While skulking around, waiting for one of them to put a hand on his head or face, or some other more dramatic moment, I got a call from a fellow Sun Journal employee. They were having mechanical difficulties with their vehicle and asked if I could come over and help. I hung out at the scene for a few more minutes. Documenting a scene like this is akin to covering a baseball game. You might get your best photo in the first inning, but stay the entire game hoping for a better one. I had some great shots already, but might have gotten a better one. I stayed a little longer, but didn’t get what I was looking for. I was focusing so long on trying to get one of the drivers, preferably Don Morris, the lucky one who was riding the bike, hoping he would express some emotion that would have put the photo over the top. But that didn’t happen. I did see the irony of the Ride Safe logo on the license plate and shot a closeup.
The first comment from a reader online said that photo told the story best. It is a wicked literal photo.
I helped my colleague with their car issue and headed to the office where I uploaded the photos to the website and headed to CMMC where I shot a video and photos of a class about eating better that will be our Eats for this Sunday’s B section. I learned about the benefits of a vegan diet and was entertained by a former Soviet bloc cook who has traveled the world and for a month, for free, show anyone interested, how to eat better and have it taste good.
About 10 minutes into it, I got a call from Judy Meyer, managing editor days, and a great boss, talented writer, editor and champion of freedom of the press, telling me there is a possible structure fire, but will call back if it turns out to be bad, so don’t go yet, but can you scoot if needed. Of course. Don’t worry about it came the call 5 minutes later. Five after that, it might be something, can you check it out when you get done.
I did and in the middle of shooting that, a call for smoke coming from Blake Street Towers. Race there and while getting out of my car there, a call for possible smoke coming from Bates Mill. I can see smoke for sure coming from Blake Street, so I start shooting. Some trucks diverted to the mill, but later the caller reporting the Bates Mill fire calls back and says it just the smoke from the towers. Unlike the TV guys who tend to stay in one place, I walk around the entire building and get a variety of different scenes playing out.
Head back to the office, process the lot, and get ready to punch out a few minutes early. Call it not getting a lunch break. An eventful, but short shift for a change. Just then a friend, knowing I am late guy, calls and says “nice night for a bike ride, ya think!”
Monday night’s I usually get home when everyone is calling it a night anyway, it could not be any better weather, I did not get to the gym today, ok. What a perfect night for a ride through LA. A minute before midnight I get home and my oldest son Ryan is just going to bed. I say goodnight and tell him I am taking Allie for a walk. His eyes open wide, sits up and says. “I’m coming, I want to spend some time with you dad.” We have gone on hundreds of walks with the dog, many late at night. But both of us know they will be coming to an end soon as he is heading off to boot camp at the end of the summer. I am so proud of him, happy for him, and am confident he will do great things. But damn if I won’t miss my son. A great way to end my day.

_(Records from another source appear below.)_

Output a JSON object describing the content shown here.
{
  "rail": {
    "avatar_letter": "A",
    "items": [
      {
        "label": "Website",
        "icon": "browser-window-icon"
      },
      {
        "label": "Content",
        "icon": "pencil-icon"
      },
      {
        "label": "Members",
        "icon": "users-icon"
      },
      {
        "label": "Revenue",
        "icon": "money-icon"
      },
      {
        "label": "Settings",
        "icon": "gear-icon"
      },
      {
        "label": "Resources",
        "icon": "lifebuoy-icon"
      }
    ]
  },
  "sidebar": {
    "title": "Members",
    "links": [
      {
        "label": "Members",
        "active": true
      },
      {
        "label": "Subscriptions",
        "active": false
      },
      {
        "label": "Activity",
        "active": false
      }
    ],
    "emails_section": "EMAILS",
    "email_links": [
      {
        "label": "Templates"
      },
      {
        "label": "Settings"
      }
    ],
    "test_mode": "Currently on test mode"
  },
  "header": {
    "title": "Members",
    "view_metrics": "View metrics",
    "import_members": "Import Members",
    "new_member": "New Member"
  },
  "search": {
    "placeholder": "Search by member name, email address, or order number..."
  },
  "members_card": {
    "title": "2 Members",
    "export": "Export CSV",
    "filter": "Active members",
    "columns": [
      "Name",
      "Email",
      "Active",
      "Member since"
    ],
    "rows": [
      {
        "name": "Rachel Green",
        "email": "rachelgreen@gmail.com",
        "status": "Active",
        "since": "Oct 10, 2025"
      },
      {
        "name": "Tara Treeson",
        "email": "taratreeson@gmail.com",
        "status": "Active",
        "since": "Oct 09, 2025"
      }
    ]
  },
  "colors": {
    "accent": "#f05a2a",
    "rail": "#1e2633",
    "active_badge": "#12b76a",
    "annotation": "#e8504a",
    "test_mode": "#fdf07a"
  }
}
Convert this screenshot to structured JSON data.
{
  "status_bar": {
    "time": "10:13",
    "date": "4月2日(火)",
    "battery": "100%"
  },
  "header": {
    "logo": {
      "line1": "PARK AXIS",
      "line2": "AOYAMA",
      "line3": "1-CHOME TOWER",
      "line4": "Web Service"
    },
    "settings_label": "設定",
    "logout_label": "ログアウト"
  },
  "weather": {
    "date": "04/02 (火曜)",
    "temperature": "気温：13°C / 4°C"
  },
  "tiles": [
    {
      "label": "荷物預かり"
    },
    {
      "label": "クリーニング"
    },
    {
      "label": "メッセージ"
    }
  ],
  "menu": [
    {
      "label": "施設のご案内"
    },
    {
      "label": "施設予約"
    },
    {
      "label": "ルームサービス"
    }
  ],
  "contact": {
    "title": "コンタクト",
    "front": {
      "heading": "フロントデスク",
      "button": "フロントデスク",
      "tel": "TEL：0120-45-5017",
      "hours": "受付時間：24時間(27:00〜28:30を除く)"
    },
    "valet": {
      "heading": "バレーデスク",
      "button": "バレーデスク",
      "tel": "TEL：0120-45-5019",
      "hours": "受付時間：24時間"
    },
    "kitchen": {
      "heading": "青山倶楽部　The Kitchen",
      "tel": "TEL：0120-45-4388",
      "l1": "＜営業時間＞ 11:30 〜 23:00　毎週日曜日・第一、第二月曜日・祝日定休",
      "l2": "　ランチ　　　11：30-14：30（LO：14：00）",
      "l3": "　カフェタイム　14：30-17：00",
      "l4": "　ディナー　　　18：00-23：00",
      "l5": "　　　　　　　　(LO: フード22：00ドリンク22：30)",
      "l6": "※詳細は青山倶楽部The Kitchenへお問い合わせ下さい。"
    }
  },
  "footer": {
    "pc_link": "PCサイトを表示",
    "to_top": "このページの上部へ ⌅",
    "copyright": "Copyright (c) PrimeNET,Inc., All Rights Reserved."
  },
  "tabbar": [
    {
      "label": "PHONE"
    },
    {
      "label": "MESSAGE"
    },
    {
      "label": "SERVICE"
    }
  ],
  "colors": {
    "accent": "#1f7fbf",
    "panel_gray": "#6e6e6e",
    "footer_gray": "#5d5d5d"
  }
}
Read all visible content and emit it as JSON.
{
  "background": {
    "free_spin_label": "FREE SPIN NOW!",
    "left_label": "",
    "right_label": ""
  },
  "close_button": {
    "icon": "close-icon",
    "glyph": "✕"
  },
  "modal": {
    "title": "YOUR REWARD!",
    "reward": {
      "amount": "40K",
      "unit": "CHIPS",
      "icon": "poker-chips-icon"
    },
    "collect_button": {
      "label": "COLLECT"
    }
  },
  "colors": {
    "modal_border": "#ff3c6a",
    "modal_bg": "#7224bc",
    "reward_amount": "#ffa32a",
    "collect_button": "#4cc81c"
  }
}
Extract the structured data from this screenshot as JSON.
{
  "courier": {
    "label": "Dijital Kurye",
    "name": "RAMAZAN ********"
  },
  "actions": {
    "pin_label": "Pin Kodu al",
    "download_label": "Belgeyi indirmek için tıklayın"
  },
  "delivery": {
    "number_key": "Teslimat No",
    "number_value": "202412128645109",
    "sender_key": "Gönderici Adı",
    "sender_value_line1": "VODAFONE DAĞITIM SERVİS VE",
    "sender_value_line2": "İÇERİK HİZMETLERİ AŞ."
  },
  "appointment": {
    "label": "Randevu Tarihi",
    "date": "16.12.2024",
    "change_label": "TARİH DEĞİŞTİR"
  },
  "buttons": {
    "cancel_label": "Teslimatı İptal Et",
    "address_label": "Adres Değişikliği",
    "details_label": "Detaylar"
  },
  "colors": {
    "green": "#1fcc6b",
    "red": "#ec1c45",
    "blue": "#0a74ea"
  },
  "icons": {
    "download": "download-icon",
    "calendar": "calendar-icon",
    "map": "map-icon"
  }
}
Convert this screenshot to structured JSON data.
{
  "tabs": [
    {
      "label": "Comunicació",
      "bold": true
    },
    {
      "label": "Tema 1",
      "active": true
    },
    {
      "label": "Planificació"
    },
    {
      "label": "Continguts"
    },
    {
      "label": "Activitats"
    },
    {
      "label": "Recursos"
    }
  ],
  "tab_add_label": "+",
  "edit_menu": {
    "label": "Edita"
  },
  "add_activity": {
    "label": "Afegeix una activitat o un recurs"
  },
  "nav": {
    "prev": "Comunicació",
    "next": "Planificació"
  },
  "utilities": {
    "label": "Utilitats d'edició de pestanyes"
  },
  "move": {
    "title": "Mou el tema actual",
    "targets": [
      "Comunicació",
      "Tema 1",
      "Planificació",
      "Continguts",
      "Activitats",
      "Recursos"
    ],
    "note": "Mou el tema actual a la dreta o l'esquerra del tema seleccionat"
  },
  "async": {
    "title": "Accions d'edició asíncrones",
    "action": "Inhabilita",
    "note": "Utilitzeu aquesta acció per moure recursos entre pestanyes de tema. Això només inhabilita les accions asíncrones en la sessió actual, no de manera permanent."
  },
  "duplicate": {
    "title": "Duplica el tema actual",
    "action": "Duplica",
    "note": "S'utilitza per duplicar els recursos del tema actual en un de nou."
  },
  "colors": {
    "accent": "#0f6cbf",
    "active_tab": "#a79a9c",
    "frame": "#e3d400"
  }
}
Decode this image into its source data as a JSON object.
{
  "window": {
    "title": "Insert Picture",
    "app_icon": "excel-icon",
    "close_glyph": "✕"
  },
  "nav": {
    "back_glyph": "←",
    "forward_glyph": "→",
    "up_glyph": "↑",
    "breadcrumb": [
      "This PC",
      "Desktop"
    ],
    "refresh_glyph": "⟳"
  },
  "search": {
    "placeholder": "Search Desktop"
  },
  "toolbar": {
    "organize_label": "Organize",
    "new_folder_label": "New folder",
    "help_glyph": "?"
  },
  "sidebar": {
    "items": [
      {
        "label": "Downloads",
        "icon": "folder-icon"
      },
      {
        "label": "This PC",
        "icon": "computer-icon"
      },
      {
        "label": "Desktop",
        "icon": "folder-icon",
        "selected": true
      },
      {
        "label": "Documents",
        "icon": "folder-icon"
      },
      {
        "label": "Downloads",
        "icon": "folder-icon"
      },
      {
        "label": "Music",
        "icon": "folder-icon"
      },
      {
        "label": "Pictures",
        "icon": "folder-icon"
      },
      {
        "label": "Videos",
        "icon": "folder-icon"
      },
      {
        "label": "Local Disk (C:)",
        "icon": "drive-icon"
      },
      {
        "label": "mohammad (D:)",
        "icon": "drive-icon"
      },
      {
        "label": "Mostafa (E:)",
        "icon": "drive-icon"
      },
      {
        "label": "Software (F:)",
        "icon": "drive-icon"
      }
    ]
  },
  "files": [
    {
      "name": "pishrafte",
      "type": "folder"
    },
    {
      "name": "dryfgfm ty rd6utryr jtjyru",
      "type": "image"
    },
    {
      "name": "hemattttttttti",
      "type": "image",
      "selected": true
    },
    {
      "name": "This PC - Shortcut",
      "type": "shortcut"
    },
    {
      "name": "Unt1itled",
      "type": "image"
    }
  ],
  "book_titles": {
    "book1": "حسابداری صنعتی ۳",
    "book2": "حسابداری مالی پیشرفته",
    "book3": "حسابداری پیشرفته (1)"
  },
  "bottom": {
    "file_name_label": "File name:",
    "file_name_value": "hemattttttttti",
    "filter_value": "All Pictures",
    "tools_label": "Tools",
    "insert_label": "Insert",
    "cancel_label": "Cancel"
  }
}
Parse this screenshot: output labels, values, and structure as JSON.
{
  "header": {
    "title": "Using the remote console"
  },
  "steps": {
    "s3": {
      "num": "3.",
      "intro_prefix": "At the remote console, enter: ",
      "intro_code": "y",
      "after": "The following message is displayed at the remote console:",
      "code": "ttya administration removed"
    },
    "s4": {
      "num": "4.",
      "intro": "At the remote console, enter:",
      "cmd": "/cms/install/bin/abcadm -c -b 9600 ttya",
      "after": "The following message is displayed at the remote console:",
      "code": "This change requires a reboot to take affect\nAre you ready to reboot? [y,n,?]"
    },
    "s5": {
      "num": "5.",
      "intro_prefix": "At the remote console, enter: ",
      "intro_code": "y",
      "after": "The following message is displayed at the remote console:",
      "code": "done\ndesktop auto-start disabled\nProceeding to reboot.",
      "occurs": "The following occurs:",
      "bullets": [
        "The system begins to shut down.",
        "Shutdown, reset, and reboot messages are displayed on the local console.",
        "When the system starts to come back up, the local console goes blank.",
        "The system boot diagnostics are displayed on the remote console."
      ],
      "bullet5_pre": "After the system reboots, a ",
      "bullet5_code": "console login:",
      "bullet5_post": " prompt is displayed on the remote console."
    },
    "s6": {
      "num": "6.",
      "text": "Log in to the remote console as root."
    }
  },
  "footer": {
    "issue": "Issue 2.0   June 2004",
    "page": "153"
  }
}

Of all the images I have from today, the one that will last the longest is the look in Ryan’s eyes when he shot up from his bed with a big smile on his face, wanting nothing more than to spend time with me.